9-3 | Play in and around the Ancient Novel

Article

Play in and around the Ancient Novel

Stephen E. Kidd

Abstract:

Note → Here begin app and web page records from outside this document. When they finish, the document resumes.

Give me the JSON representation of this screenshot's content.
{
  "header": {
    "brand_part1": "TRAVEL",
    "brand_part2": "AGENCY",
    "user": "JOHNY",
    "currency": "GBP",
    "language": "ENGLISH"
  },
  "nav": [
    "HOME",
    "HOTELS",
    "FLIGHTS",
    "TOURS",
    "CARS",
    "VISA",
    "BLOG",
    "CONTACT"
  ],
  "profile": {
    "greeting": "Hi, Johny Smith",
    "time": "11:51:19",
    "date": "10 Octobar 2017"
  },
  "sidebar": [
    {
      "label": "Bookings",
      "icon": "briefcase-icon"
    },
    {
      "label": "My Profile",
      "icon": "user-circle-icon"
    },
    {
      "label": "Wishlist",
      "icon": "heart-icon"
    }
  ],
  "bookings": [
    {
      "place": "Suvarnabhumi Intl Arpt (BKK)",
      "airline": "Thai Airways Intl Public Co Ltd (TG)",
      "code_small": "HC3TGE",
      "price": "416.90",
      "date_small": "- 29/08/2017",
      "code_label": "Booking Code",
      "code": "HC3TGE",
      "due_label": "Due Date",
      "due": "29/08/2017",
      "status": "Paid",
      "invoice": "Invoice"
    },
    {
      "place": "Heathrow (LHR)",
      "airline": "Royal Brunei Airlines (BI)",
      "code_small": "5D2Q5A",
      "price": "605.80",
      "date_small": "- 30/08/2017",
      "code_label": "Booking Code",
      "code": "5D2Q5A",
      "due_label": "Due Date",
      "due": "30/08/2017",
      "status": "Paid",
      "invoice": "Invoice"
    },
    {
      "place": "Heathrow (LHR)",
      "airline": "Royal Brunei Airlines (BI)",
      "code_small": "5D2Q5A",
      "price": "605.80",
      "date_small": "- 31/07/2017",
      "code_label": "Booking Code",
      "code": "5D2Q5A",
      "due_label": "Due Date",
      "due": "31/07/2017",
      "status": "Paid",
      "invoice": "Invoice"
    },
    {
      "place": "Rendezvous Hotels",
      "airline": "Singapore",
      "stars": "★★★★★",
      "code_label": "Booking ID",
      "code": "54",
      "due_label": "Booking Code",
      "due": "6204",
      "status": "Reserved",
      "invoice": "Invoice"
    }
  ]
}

The episodic structuring of ancient novels gives rise to the impression that they are not a serious genre in contrast to other genres like tragedy. Episodic plots tend to imply a playfulness not bound to causality but instead a spontaneity that includes the freedom to reinvent themselves. The author argues that novels like Longus’s Daphnis and Chloe, Lucian’s True History, and Xenophon’s Ephesian Tales share an episodic plot structure, even if they are not all similarly playful in tone or content. For that reason, appreciating the aesthetic effect of such episodic structures not only allows us better to understand these novels and their reception but also helps explain the nature of both seriousness and play. Key words: causality in the ancient novel; episodic plot in the ancient novel; playfulness in the ancient novel; seriousness in the ancient novel